Where the string "Controller" occurs in the material below, report the whole line.
[[ Dataset extract open ]]
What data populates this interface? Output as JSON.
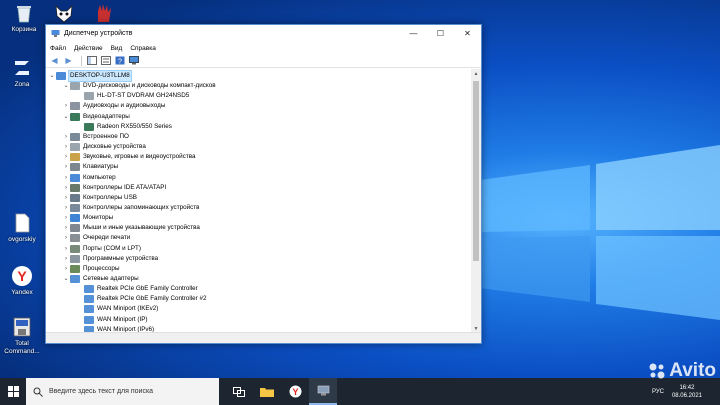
{
  "desktop": {
    "icons": [
      {
        "label": "Корзина",
        "icon": "recycle-bin-icon"
      },
      {
        "label": "Zona",
        "icon": "zona-icon"
      },
      {
        "label": "ovgorskiy",
        "icon": "file-icon"
      },
      {
        "label": "Yandex",
        "icon": "yandex-icon"
      },
      {
        "label": "Total Command...",
        "icon": "total-commander-icon"
      }
    ]
  },
  "window": {
    "title": "Диспетчер устройств",
    "menu": [
      "Файл",
      "Действие",
      "Вид",
      "Справка"
    ],
    "tree": [
      {
        "label": "DESKTOP-U3TLLM8",
        "level": 0,
        "expanded": true,
        "icon": "computer-icon",
        "selected": true
      },
      {
        "label": "DVD-дисководы и дисководы компакт-дисков",
        "level": 1,
        "expanded": true,
        "icon": "dvd-icon"
      },
      {
        "label": "HL-DT-ST DVDRAM GH24NSD5",
        "level": 2,
        "icon": "dvd-icon"
      },
      {
        "label": "Аудиовходы и аудиовыходы",
        "level": 1,
        "expanded": false,
        "icon": "audio-icon"
      },
      {
        "label": "Видеоадаптеры",
        "level": 1,
        "expanded": true,
        "icon": "display-adapter-icon"
      },
      {
        "label": "Radeon RX550/550 Series",
        "level": 2,
        "icon": "display-adapter-icon"
      },
      {
        "label": "Встроенное ПО",
        "level": 1,
        "expanded": false,
        "icon": "firmware-icon"
      },
      {
        "label": "Дисковые устройства",
        "level": 1,
        "expanded": false,
        "icon": "disk-icon"
      },
      {
        "label": "Звуковые, игровые и видеоустройства",
        "level": 1,
        "expanded": false,
        "icon": "sound-icon"
      },
      {
        "label": "Клавиатуры",
        "level": 1,
        "expanded": false,
        "icon": "keyboard-icon"
      },
      {
        "label": "Компьютер",
        "level": 1,
        "expanded": false,
        "icon": "computer-icon"
      },
      {
        "label": "Контроллеры IDE ATA/ATAPI",
        "level": 1,
        "expanded": false,
        "icon": "ide-icon"
      },
      {
        "label": "Контроллеры USB",
        "level": 1,
        "expanded": false,
        "icon": "usb-icon"
      },
      {
        "label": "Контроллеры запоминающих устройств",
        "level": 1,
        "expanded": false,
        "icon": "storage-icon"
      },
      {
        "label": "Мониторы",
        "level": 1,
        "expanded": false,
        "icon": "monitor-icon"
      },
      {
        "label": "Мыши и иные указывающие устройства",
        "level": 1,
        "expanded": false,
        "icon": "mouse-icon"
      },
      {
        "label": "Очереди печати",
        "level": 1,
        "expanded": false,
        "icon": "printer-icon"
      },
      {
        "label": "Порты (COM и LPT)",
        "level": 1,
        "expanded": false,
        "icon": "port-icon"
      },
      {
        "label": "Программные устройства",
        "level": 1,
        "expanded": false,
        "icon": "software-device-icon"
      },
      {
        "label": "Процессоры",
        "level": 1,
        "expanded": false,
        "icon": "processor-icon"
      },
      {
        "label": "Сетевые адаптеры",
        "level": 1,
        "expanded": true,
        "icon": "network-icon"
      },
      {
        "label": "Realtek PCIe GbE Family Controller",
        "level": 2,
        "icon": "network-icon"
      },
      {
        "label": "Realtek PCIe GbE Family Controller #2",
        "level": 2,
        "icon": "network-icon"
      },
      {
        "label": "WAN Miniport (IKEv2)",
        "level": 2,
        "icon": "network-icon"
      },
      {
        "label": "WAN Miniport (IP)",
        "level": 2,
        "icon": "network-icon"
      },
      {
        "label": "WAN Miniport (IPv6)",
        "level": 2,
        "icon": "network-icon"
      }
    ]
  },
  "taskbar": {
    "search_placeholder": "Введите здесь текст для поиска",
    "lang": "РУС",
    "time": "16:42",
    "date": "08.06.2021"
  },
  "watermark": "Avito"
}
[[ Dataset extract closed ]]
▶ [Final answer]
        "label": "Realtek PCIe GbE Family Controller",
        "label": "Realtek PCIe GbE Family Controller #2",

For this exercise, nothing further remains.